Personally, I do read a variety of genres. It's not always aspects of a genre that give me the "been there, done that" feel. Any story regardless of genre can have easily predicted situations, especially for readers who are also authors and have some understanding of how stories are constructed.


toujours gai, archie
How to become a better reader: slow down.

Give the author an even break. Give the author the sort of attention you hope your readers give to your own writing.

As an exercise, not as habit, try reading aloud. You may be both surprised and gratified.


I agree. slow down.

before I really learned a lot about writing I was a voracious and indiscriminate reader. I read fast, and I read a lot, and I read constantly...so there are a lot of books I've read that I don't actually remember.

I was a 1.6 novels a day reader. I set a goal to read 26 books this year, because I figured I could do it. But it also gives me time to really examine a book, not just on the nitpicky aspiring copy editor level (so annoying!) but to get into a craft analysis, if that's what I want to do. (I often do.)

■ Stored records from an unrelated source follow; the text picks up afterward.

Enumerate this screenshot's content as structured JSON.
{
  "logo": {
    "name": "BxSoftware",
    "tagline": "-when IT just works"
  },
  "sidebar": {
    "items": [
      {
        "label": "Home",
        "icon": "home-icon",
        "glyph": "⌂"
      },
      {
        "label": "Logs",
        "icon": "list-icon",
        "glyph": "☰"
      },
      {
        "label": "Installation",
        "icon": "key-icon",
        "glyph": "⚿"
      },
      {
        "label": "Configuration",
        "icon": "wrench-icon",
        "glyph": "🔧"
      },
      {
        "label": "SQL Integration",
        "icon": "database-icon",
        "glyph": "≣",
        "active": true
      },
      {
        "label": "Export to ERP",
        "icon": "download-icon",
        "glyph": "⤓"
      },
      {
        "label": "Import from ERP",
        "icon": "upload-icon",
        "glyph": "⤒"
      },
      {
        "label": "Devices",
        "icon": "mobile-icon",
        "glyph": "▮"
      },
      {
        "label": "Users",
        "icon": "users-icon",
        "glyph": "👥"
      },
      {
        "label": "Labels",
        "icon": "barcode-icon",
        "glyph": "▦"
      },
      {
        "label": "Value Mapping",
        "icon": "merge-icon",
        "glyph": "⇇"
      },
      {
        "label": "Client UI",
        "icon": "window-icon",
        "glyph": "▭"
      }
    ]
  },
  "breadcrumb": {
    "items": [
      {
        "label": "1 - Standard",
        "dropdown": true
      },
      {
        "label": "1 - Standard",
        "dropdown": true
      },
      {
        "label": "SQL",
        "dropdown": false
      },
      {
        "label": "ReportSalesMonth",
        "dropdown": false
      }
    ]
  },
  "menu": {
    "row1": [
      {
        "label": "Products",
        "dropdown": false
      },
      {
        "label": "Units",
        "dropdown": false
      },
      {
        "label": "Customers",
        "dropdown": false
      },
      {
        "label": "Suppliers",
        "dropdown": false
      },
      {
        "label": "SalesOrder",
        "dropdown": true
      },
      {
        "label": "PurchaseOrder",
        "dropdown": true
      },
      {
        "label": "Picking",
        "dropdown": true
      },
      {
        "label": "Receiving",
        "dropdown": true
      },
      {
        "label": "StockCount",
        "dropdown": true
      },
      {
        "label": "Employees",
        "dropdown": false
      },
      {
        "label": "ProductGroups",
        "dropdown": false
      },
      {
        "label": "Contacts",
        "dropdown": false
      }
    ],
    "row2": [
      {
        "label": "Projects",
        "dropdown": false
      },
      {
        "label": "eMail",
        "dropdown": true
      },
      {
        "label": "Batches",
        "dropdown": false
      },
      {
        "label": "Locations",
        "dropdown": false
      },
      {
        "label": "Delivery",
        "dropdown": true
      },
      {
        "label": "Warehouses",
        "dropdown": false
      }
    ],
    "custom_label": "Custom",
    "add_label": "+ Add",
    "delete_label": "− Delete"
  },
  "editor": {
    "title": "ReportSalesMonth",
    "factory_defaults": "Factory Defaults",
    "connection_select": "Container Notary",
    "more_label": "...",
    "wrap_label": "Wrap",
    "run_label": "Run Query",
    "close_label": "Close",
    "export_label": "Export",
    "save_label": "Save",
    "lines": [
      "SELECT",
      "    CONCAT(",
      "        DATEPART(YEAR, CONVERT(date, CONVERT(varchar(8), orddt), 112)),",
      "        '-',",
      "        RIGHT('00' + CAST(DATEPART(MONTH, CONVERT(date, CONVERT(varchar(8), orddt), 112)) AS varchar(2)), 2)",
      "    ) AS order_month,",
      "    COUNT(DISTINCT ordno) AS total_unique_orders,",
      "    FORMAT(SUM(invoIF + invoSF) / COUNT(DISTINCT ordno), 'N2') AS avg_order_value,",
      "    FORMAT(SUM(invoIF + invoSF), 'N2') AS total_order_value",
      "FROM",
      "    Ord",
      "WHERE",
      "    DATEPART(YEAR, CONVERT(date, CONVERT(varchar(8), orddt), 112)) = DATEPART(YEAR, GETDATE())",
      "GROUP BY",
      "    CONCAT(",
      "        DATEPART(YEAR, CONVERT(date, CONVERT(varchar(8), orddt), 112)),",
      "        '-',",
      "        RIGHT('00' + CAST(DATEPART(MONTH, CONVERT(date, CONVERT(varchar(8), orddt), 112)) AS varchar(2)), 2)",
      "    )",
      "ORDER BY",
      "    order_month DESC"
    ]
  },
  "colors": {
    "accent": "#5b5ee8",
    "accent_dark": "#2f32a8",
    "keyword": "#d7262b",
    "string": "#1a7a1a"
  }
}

Here's something that I've realized - Middles are really hard. Anyone who can write a good middle probably wrote a great book. I find it interesting how many books falter and stumble in the middle, and I'm determined to figure out what goes on in the middle 50% of the book that makes it such a difficult task.

Tim Reed

I have also slowed down a lot in recent years.

I blame my choice in author - once I read Tolkien and Algernon Blackwood...it was hard to go back to conventional fiction. Genius can sometimes smother a good quick read.


toujours gai, archie
In the early years of our marriage, I regularly read to my wife at night. I can recall reading Dune, as well as War and Peace. And LoTR, of course. Also read that one twice more aloud, once to my boys, then to my daughter. I'm a big advocate of reading aloud.

Except my own stuff, which stinks even worse when read aloud! :) But I do make myself do it, usually after doing the beta reader edits.